Med Crude Urals Weaken on April Cargo Overhang
Russian Urals crude weakened on Thursday in a flurry of deals as traders rushed to place end-of-April cargos.
Eni sold a cargo of Urals to Total in the Baltic at dated Brent minus $1.50 for April 20-24 delivery, some 20 cents weaker than previous price estimates. Also in the Baltic, Vitol sold an early May cargo to Shell at dated Brent minus $1.35, traders said.
In the Med, Eni sold a 80,000-tonne, April 26-30 cargo to Total at dated Brent minus 65 cents and Tenergy sold an April 22-26 cargo to Glencore at dated Brent minus 70 cents, traders said. That was 50-60 cents weaker than previous price estimates.
"There was clearly a certain overhang of Urals in the market but maybe the weakening is a bit overdone now," said a trader with a major.
"I'm sure that in the next few days people will start talking about Russian refineries returning from maintenance works, which should see May exports being lower than in April. That should support the market," he added.
In lighter grades, Total bid for CPC at dated Brent minus 35 cents, slightly stronger than on Wednesday, but found no sellers.
CPC Blend loadings are set to fall by 19.7 percent on a daily basis versus the April loading plan, traders said.
The first version of the CPC Blend loading schedule for May showed volumes at 2.777 million tonnes versus 3.345 million in April.
"Higher (April) exports have come on the back of the near-completion of the first phase of expansion of the pipeline," JBC analysts said in a note.
"From a regional perspective, given that China-bound volumes will likely increase over the coming years, the expected uptick in CPC loadings will decrease the amount of crude that Kazakhstan sends to Russia that is blended into Urals."
"Over the longer-term this could deteriorate the quality of the flagship Russian blend as Kazakh crudes are of a better quality than West Siberian output," JBC said.
Russian state-controlled oil producer Gazprom Neft said it had received positive responses from Asian clients about the possibility of using euros as a settlement currency instead of the dollar.
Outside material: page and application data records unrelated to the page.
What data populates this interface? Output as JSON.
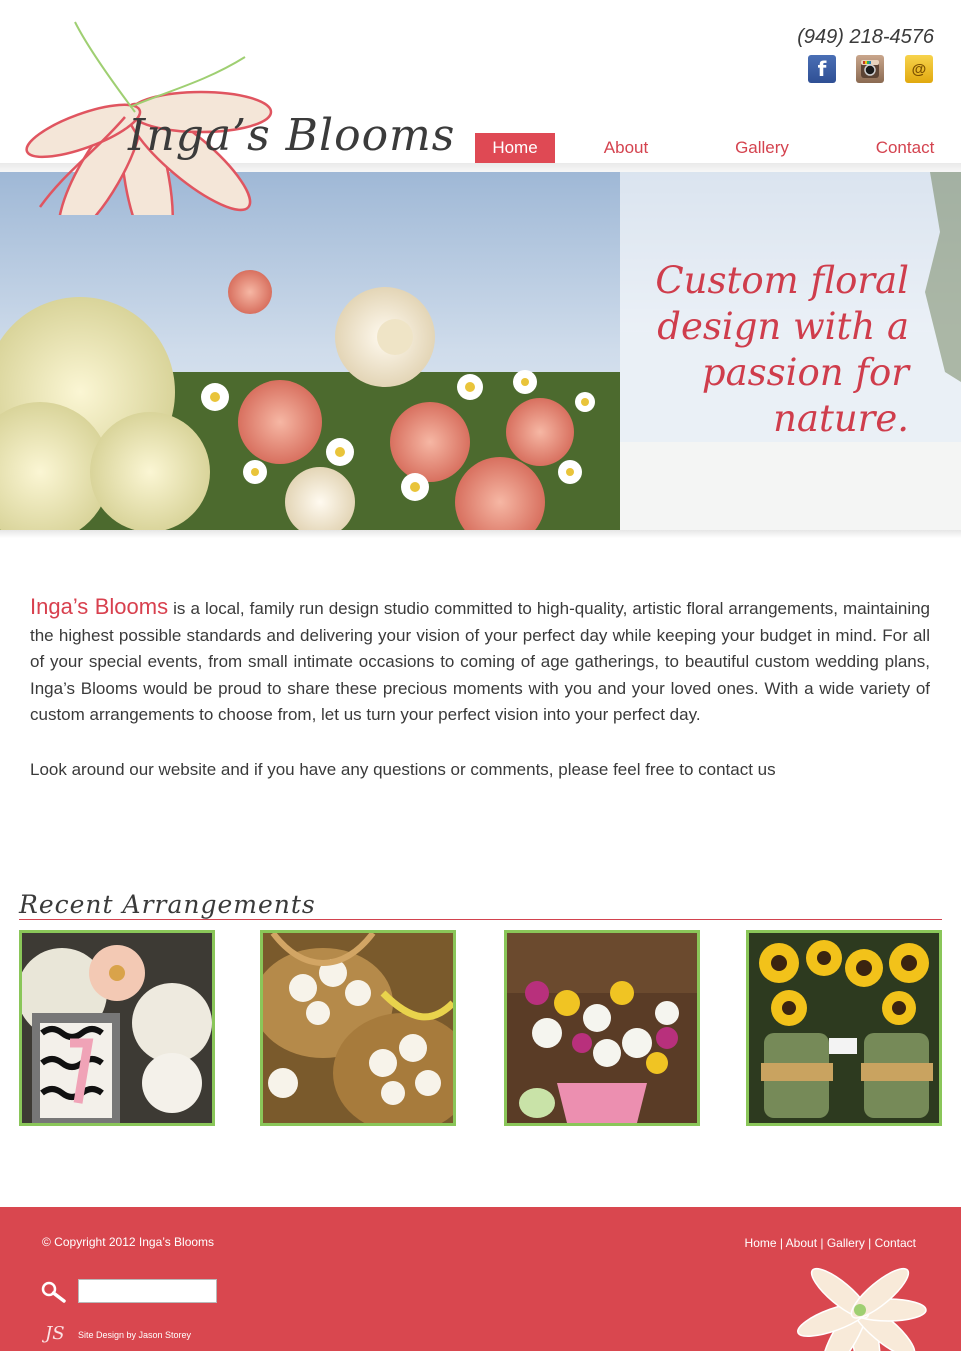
{
  "header": {
    "brand": "Inga’s Blooms",
    "phone": "(949) 218-4576",
    "social": [
      {
        "name": "facebook-icon",
        "glyph": "f"
      },
      {
        "name": "instagram-icon",
        "glyph": ""
      },
      {
        "name": "email-icon",
        "glyph": "@"
      }
    ],
    "nav": [
      {
        "label": "Home",
        "active": true
      },
      {
        "label": "About",
        "active": false
      },
      {
        "label": "Gallery",
        "active": false
      },
      {
        "label": "Contact",
        "active": false
      }
    ]
  },
  "hero": {
    "tagline_lines": [
      "Custom floral",
      "design with a",
      "passion for",
      "nature."
    ]
  },
  "intro": {
    "brand": "Inga’s Blooms",
    "body": " is a local, family run design studio committed to high-quality, artistic floral arrangements, maintaining the highest possible standards and delivering your vision of your perfect day while keeping your budget in mind. For all of your special events, from small intimate occasions to coming of age gatherings, to beautiful custom wedding plans, Inga’s Blooms would be proud to share these precious moments with you and your loved ones. With a wide variety of custom arrangements to choose from, let us turn your perfect vision into your perfect day.",
    "closing": "Look around our website and if you have any questions or comments, please feel free to contact us"
  },
  "recent": {
    "title": "Recent Arrangements",
    "items": [
      {
        "name": "arrangement-table-number"
      },
      {
        "name": "arrangement-petal-baskets"
      },
      {
        "name": "arrangement-pink-pail-daisies"
      },
      {
        "name": "arrangement-sunflower-jars"
      }
    ]
  },
  "footer": {
    "copyright": "© Copyright 2012 Inga’s Blooms",
    "links": [
      "Home",
      "About",
      "Gallery",
      "Contact"
    ],
    "search_value": "",
    "designer_mark": "JS",
    "designer_credit": "Site Design by Jason Storey"
  },
  "colors": {
    "brand_red": "#df4954",
    "footer_red": "#d9474f",
    "thumb_border": "#8ac659",
    "text": "#3a3a3a"
  }
}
Libya's state National Oil Corp lifted force majeure for the eastern port of Hariga at 1200 local time (1000 GMT) on Thursday, a statement from NOC said. The force majeure on the other recently re-opened port of Zueitina was still in place.
(Reporting by Dmitry Zhdannikov, editing by David Evans)